[App and web page records]

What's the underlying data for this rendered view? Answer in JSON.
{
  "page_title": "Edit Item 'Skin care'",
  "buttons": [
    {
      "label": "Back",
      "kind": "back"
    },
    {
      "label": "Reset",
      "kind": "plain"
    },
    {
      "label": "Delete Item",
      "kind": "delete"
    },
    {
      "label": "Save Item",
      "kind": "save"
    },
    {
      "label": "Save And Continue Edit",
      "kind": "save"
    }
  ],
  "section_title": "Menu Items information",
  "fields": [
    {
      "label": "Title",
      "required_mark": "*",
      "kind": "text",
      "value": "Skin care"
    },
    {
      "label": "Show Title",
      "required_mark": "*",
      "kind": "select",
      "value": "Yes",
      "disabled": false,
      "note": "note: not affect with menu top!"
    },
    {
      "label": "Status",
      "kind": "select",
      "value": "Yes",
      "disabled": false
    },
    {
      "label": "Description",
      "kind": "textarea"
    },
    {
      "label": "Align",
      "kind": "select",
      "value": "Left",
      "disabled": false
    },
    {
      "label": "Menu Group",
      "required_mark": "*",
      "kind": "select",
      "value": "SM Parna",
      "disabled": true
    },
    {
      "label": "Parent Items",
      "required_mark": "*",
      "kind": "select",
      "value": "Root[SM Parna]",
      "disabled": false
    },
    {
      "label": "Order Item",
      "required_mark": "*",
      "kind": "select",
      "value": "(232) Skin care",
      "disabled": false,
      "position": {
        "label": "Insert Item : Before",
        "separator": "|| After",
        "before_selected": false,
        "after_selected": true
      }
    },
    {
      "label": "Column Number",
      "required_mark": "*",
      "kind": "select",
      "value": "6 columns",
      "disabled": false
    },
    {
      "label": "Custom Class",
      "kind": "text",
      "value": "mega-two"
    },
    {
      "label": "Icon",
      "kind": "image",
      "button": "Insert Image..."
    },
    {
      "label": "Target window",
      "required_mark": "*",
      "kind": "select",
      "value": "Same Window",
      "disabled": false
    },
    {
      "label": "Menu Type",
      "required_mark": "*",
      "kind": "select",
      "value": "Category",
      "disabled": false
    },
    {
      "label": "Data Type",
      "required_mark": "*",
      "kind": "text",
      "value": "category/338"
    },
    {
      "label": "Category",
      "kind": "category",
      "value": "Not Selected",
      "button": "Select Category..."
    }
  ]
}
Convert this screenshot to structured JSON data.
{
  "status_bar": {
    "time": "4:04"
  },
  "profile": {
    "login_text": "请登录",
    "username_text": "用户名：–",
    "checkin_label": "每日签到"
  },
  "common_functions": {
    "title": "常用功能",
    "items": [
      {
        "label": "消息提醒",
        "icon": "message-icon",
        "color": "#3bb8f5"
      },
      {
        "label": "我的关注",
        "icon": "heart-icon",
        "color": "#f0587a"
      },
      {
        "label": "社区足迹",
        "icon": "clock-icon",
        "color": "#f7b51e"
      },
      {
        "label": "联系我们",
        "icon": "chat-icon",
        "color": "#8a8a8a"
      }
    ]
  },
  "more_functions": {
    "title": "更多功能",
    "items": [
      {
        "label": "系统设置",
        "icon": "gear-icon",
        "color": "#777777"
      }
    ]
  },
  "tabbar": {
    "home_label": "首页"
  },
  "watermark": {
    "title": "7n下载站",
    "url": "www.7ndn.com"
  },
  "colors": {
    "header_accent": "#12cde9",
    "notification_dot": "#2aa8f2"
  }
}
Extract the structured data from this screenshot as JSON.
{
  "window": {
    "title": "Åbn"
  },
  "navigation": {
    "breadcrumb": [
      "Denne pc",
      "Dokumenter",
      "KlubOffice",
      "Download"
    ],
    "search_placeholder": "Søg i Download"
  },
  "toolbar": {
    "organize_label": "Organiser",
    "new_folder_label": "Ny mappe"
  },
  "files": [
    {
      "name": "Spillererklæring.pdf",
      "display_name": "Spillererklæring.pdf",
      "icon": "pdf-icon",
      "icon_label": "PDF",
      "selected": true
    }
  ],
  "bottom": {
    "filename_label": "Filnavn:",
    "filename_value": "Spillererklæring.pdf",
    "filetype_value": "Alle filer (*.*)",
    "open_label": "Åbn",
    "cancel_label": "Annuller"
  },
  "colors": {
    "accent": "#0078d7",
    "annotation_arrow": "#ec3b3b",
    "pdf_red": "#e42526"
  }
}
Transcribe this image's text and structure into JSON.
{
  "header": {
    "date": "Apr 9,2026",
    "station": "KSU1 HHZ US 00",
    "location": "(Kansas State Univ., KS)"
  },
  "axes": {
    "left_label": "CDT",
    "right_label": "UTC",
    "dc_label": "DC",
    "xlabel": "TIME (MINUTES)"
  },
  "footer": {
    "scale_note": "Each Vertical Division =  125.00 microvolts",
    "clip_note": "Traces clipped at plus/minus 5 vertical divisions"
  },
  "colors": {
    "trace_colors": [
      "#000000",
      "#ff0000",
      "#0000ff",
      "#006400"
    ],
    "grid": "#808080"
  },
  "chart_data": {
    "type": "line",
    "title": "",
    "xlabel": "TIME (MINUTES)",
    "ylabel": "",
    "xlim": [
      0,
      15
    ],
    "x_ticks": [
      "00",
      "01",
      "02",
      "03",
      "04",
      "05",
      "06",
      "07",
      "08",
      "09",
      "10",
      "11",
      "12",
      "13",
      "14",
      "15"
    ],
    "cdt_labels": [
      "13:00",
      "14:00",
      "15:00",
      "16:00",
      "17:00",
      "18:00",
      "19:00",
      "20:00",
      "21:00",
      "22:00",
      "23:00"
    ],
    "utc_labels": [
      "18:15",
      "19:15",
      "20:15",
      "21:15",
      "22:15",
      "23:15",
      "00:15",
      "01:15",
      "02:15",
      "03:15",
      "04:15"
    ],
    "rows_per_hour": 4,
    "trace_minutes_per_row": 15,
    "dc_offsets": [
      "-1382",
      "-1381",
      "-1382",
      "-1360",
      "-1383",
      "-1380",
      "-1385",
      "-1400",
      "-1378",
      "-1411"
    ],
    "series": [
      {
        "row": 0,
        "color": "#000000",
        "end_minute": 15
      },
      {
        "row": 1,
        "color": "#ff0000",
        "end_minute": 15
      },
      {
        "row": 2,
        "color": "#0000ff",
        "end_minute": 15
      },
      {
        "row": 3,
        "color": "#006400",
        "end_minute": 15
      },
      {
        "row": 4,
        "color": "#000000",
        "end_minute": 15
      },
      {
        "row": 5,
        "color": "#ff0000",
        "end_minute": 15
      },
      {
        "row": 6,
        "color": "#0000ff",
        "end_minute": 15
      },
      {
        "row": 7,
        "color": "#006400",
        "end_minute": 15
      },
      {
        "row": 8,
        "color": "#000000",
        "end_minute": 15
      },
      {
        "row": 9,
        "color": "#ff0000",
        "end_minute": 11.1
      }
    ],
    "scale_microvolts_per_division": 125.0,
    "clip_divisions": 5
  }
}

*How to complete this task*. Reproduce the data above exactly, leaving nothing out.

*Exercise solution*.
What's the underlying data for this rendered view? Answer in JSON.
{
  "page_title": "Edit Item 'Skin care'",
  "buttons": [
    {
      "label": "Back",
      "kind": "back"
    },
    {
      "label": "Reset",
      "kind": "plain"
    },
    {
      "label": "Delete Item",
      "kind": "delete"
    },
    {
      "label": "Save Item",
      "kind": "save"
    },
    {
      "label": "Save And Continue Edit",
      "kind": "save"
    }
  ],
  "section_title": "Menu Items information",
  "fields": [
    {
      "label": "Title",
      "required_mark": "*",
      "kind": "text",
      "value": "Skin care"
    },
    {
      "label": "Show Title",
      "required_mark": "*",
      "kind": "select",
      "value": "Yes",
      "disabled": false,
      "note": "note: not affect with menu top!"
    },
    {
      "label": "Status",
      "kind": "select",
      "value": "Yes",
      "disabled": false
    },
    {
      "label": "Description",
      "kind": "textarea"
    },
    {
      "label": "Align",
      "kind": "select",
      "value": "Left",
      "disabled": false
    },
    {
      "label": "Menu Group",
      "required_mark": "*",
      "kind": "select",
      "value": "SM Parna",
      "disabled": true
    },
    {
      "label": "Parent Items",
      "required_mark": "*",
      "kind": "select",
      "value": "Root[SM Parna]",
      "disabled": false
    },
    {
      "label": "Order Item",
      "required_mark": "*",
      "kind": "select",
      "value": "(232) Skin care",
      "disabled": false,
      "position": {
        "label": "Insert Item : Before",
        "separator": "|| After",
        "before_selected": false,
        "after_selected": true
      }
    },
    {
      "label": "Column Number",
      "required_mark": "*",
      "kind": "select",
      "value": "6 columns",
      "disabled": false
    },
    {
      "label": "Custom Class",
      "kind": "text",
      "value": "mega-two"
    },
    {
      "label": "Icon",
      "kind": "image",
      "button": "Insert Image..."
    },
    {
      "label": "Target window",
      "required_mark": "*",
      "kind": "select",
      "value": "Same Window",
      "disabled": false
    },
    {
      "label": "Menu Type",
      "required_mark": "*",
      "kind": "select",
      "value": "Category",
      "disabled": false
    },
    {
      "label": "Data Type",
      "required_mark": "*",
      "kind": "text",
      "value": "category/338"
    },
    {
      "label": "Category",
      "kind": "category",
      "value": "Not Selected",
      "button": "Select Category..."
    }
  ]
}
Convert this screenshot to structured JSON data.
{
  "status_bar": {
    "time": "4:04"
  },
  "profile": {
    "login_text": "请登录",
    "username_text": "用户名：–",
    "checkin_label": "每日签到"
  },
  "common_functions": {
    "title": "常用功能",
    "items": [
      {
        "label": "消息提醒",
        "icon": "message-icon",
        "color": "#3bb8f5"
      },
      {
        "label": "我的关注",
        "icon": "heart-icon",
        "color": "#f0587a"
      },
      {
        "label": "社区足迹",
        "icon": "clock-icon",
        "color": "#f7b51e"
      },
      {
        "label": "联系我们",
        "icon": "chat-icon",
        "color": "#8a8a8a"
      }
    ]
  },
  "more_functions": {
    "title": "更多功能",
    "items": [
      {
        "label": "系统设置",
        "icon": "gear-icon",
        "color": "#777777"
      }
    ]
  },
  "tabbar": {
    "home_label": "首页"
  },
  "watermark": {
    "title": "7n下载站",
    "url": "www.7ndn.com"
  },
  "colors": {
    "header_accent": "#12cde9",
    "notification_dot": "#2aa8f2"
  }
}
Extract the structured data from this screenshot as JSON.
{
  "window": {
    "title": "Åbn"
  },
  "navigation": {
    "breadcrumb": [
      "Denne pc",
      "Dokumenter",
      "KlubOffice",
      "Download"
    ],
    "search_placeholder": "Søg i Download"
  },
  "toolbar": {
    "organize_label": "Organiser",
    "new_folder_label": "Ny mappe"
  },
  "files": [
    {
      "name": "Spillererklæring.pdf",
      "display_name": "Spillererklæring.pdf",
      "icon": "pdf-icon",
      "icon_label": "PDF",
      "selected": true
    }
  ],
  "bottom": {
    "filename_label": "Filnavn:",
    "filename_value": "Spillererklæring.pdf",
    "filetype_value": "Alle filer (*.*)",
    "open_label": "Åbn",
    "cancel_label": "Annuller"
  },
  "colors": {
    "accent": "#0078d7",
    "annotation_arrow": "#ec3b3b",
    "pdf_red": "#e42526"
  }
}
Transcribe this image's text and structure into JSON.
{
  "header": {
    "date": "Apr 9,2026",
    "station": "KSU1 HHZ US 00",
    "location": "(Kansas State Univ., KS)"
  },
  "axes": {
    "left_label": "CDT",
    "right_label": "UTC",
    "dc_label": "DC",
    "xlabel": "TIME (MINUTES)"
  },
  "footer": {
    "scale_note": "Each Vertical Division =  125.00 microvolts",
    "clip_note": "Traces clipped at plus/minus 5 vertical divisions"
  },
  "colors": {
    "trace_colors": [
      "#000000",
      "#ff0000",
      "#0000ff",
      "#006400"
    ],
    "grid": "#808080"
  },
  "chart_data": {
    "type": "line",
    "title": "",
    "xlabel": "TIME (MINUTES)",
    "ylabel": "",
    "xlim": [
      0,
      15
    ],
    "x_ticks": [
      "00",
      "01",
      "02",
      "03",
      "04",
      "05",
      "06",
      "07",
      "08",
      "09",
      "10",
      "11",
      "12",
      "13",
      "14",
      "15"
    ],
    "cdt_labels": [
      "13:00",
      "14:00",
      "15:00",
      "16:00",
      "17:00",
      "18:00",
      "19:00",
      "20:00",
      "21:00",
      "22:00",
      "23:00"
    ],
    "utc_labels": [
      "18:15",
      "19:15",
      "20:15",
      "21:15",
      "22:15",
      "23:15",
      "00:15",
      "01:15",
      "02:15",
      "03:15",
      "04:15"
    ],
    "rows_per_hour": 4,
    "trace_minutes_per_row": 15,
    "dc_offsets": [
      "-1382",
      "-1381",
      "-1382",
      "-1360",
      "-1383",
      "-1380",
      "-1385",
      "-1400",
      "-1378",
      "-1411"
    ],
    "series": [
      {
        "row": 0,
        "color": "#000000",
        "end_minute": 15
      },
      {
        "row": 1,
        "color": "#ff0000",
        "end_minute": 15
      },
      {
        "row": 2,
        "color": "#0000ff",
        "end_minute": 15
      },
      {
        "row": 3,
        "color": "#006400",
        "end_minute": 15
      },
      {
        "row": 4,
        "color": "#000000",
        "end_minute": 15
      },
      {
        "row": 5,
        "color": "#ff0000",
        "end_minute": 15
      },
      {
        "row": 6,
        "color": "#0000ff",
        "end_minute": 15
      },
      {
        "row": 7,
        "color": "#006400",
        "end_minute": 15
      },
      {
        "row": 8,
        "color": "#000000",
        "end_minute": 15
      },
      {
        "row": 9,
        "color": "#ff0000",
        "end_minute": 11.1
      }
    ],
    "scale_microvolts_per_division": 125.0,
    "clip_divisions": 5
  }
}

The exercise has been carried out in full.